“The White House’s efforts to bring down meat prices are aimed at fostering competition and strengthening American farmers in a roughly $ 213 billion industry in which the four largest companies control 85% of beef production and 54% of poultry, according to the administration. The steps go from funds for regional meat processors help them compete better with large companies, stricter rules for the purchase of cattle and the labeling of meat, which are intended to support American farmers.

The Journal article noted that “Mr. Biden has alleged than the biggest American meat companies use their scale to pay farmers less while increasing meat prices. “

The Journal article pointed out that, “Meat industry officials pushed back, assigning higher price tags in crates of meat to deepening work challenges in meat packing plants and rising costs for transport, packaging and animal feed. In November, the price of items such as bacon and ground beef rose 26% and 17%, respectively, from a year earlier, according to the Labor Department’s consumer price index.

James Politi reported Monday to Financial Times Online that “the measures announced by Biden on Monday include financial motivations, including subsidies, to build the capacity of independent meat processors, and measures to facilitate credit to small meat producers.

“The White House also said it would prosecute stricter labeling standards for “Made in America” ​​meat products, which would harm large producers and processors who depend on imports in their production process. This could fuel tensions with meat exporters to the United States who have often complained about barriers to accessing the US market.
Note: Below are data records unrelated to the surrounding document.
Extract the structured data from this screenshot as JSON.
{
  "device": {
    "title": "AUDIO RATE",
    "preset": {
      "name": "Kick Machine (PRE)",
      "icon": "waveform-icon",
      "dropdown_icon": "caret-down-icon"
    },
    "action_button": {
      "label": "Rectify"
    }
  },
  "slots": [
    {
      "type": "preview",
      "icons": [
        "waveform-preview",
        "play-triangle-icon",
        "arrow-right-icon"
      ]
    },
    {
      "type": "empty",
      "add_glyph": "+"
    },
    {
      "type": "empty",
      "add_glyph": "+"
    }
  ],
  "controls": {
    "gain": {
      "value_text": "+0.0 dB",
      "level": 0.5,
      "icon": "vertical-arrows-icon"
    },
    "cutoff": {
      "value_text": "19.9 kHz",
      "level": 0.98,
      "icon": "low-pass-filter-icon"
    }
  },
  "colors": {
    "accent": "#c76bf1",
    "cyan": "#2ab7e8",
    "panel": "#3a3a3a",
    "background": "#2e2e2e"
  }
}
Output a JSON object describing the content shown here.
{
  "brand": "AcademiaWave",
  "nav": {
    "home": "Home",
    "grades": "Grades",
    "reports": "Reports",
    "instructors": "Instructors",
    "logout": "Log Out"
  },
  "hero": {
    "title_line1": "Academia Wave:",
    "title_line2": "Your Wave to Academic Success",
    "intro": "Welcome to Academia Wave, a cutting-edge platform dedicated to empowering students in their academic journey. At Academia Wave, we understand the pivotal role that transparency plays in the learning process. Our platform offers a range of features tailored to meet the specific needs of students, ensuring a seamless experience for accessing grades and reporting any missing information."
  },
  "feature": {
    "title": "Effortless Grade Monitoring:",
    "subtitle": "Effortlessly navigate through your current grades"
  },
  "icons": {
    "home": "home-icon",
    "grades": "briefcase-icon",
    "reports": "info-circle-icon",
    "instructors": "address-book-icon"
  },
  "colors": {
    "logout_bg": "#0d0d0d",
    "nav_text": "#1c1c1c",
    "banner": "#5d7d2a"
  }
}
Also on Monday, Bloomberg’s Mike Dorning reported that “Biden did not answer the question of whether he would seek to dismantle large meat processing companies. Its efforts to inject more competition into the industry race counter to decades of consolidation since the late 1970s as the industry turned to larger factories to cut costs and courts adopted a more permissive interpretation of antitrust law. “

“Biden Launches Plan to Fight Inflation Meat Packer Giants,” by Mike Dorning. Bloomberg News (January 3, 2022).

Donnelle Eller, writing on the front page of today’s Des Moines Register, reported that “Biden said he wanted to give producers selling their cattle More information on prices, address consumer labeling problems, and to strenghten a law designed to tackle abuse by meat packers.

The registry article adds that “the administration cited four Iowa lawmakers – US Sens. Chuck grassley and Joni Ernst, both Republicans and Americans. Cindy axne, a democrat and Randy Feenstra, a Republican, for their bipartisan legislation aimed at improving transparency in livestock prices. “

Lawmakers from both political parties yesterday addressed livestock and meat pricing issues related to the broad lines of the administration in posts on Twitter: